Your answer is every line of the material below in which the string "Arturo" occurs.
--- DATA TO USE Enclosed Below ---
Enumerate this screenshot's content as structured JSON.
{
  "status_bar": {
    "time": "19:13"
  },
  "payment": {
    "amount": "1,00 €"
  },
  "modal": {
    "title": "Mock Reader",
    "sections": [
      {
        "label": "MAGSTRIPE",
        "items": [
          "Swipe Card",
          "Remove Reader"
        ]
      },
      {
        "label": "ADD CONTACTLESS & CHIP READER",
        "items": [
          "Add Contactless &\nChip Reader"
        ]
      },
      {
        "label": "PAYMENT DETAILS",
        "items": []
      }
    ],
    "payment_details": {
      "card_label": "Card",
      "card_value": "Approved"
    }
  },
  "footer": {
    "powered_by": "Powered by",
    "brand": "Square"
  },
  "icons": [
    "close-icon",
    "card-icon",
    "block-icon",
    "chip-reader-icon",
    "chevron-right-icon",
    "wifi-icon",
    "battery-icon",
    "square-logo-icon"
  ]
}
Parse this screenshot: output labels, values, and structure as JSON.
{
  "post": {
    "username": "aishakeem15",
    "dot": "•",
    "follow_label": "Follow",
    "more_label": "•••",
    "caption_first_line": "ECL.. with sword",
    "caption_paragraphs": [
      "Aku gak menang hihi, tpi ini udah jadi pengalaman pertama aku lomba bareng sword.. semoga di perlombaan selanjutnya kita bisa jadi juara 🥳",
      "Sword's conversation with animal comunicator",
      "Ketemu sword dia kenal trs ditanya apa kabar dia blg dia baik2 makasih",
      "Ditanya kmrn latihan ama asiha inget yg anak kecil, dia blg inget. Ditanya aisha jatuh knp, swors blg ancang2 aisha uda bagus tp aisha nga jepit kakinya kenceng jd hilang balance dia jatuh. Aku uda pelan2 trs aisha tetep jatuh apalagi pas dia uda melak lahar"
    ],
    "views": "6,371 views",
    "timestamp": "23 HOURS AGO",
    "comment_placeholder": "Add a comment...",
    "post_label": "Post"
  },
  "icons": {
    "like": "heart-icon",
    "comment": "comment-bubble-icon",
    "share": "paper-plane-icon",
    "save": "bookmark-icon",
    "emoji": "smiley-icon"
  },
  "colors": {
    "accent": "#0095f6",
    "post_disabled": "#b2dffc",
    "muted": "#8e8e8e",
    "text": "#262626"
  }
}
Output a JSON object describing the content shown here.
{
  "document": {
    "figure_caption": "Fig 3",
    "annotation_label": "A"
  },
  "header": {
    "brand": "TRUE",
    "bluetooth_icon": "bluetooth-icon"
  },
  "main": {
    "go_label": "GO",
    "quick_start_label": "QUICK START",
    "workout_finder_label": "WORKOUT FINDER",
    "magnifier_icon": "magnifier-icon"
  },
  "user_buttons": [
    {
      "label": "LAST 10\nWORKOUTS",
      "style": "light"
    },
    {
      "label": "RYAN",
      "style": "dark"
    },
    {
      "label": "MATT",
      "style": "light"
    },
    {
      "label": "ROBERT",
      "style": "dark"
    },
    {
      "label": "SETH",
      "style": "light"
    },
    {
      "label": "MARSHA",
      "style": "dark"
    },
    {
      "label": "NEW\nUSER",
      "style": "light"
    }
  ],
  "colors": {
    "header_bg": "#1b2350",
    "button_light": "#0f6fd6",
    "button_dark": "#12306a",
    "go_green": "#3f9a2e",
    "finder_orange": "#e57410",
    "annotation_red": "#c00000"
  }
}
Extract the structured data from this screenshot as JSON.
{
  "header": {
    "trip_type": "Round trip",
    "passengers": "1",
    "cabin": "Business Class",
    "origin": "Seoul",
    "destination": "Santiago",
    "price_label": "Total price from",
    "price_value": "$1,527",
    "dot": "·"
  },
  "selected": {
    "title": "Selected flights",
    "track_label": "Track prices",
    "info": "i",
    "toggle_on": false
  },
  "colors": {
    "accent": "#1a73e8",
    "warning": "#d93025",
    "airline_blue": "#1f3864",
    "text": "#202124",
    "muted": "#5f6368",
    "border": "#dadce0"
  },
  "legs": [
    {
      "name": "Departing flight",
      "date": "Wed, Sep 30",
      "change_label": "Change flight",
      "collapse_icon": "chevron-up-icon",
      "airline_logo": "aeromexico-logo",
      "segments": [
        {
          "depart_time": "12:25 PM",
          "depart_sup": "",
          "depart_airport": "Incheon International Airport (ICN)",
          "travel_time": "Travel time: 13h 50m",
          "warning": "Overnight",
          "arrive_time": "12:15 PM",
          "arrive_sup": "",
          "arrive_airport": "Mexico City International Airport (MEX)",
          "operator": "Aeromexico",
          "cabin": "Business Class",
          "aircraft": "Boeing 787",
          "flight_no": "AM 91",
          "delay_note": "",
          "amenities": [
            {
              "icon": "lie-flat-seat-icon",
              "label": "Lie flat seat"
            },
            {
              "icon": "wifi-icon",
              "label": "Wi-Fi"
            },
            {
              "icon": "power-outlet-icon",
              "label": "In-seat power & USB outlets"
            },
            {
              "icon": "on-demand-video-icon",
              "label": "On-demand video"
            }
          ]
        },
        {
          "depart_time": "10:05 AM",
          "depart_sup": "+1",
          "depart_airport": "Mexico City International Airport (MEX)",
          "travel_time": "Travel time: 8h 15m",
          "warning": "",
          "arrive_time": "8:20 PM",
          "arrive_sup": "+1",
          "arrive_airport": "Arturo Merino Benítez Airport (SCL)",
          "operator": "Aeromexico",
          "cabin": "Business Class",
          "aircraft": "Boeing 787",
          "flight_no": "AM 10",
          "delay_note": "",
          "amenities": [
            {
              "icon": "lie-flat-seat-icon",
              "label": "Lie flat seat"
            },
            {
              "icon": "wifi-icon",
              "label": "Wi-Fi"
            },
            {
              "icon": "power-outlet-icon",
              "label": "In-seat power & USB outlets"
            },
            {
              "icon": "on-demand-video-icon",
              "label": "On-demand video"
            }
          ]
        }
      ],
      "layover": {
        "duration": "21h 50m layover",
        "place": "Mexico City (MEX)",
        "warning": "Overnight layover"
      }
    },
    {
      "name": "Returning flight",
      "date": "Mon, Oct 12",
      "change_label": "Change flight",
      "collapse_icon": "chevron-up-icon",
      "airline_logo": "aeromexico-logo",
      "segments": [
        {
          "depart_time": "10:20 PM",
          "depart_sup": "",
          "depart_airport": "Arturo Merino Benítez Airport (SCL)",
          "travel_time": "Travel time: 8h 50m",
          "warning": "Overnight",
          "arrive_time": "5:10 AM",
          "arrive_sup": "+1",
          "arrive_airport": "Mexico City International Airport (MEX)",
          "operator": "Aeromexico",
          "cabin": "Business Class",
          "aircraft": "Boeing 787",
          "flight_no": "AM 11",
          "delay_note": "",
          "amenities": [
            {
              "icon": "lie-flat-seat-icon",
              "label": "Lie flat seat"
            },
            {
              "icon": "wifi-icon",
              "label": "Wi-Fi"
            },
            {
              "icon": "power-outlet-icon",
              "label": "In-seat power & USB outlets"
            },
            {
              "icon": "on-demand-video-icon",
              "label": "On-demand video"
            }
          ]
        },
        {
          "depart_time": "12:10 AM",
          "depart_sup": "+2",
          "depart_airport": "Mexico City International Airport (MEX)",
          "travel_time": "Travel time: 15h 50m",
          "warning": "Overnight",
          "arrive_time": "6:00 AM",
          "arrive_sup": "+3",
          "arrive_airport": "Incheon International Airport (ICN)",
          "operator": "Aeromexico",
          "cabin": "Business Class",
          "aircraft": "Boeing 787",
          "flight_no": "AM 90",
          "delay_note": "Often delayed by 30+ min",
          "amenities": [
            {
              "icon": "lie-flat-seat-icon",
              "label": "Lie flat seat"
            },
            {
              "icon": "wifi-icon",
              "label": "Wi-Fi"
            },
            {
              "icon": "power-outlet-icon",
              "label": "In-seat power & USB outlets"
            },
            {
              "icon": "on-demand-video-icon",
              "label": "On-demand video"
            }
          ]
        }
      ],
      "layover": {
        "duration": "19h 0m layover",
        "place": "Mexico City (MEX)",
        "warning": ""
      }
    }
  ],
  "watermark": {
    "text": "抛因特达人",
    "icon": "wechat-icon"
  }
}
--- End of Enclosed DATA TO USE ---
» **EXPECTED ANSWER**:
          "arrive_airport": "Arturo Merino Benítez Airport (SCL)",
          "depart_airport": "Arturo Merino Benítez Airport (SCL)",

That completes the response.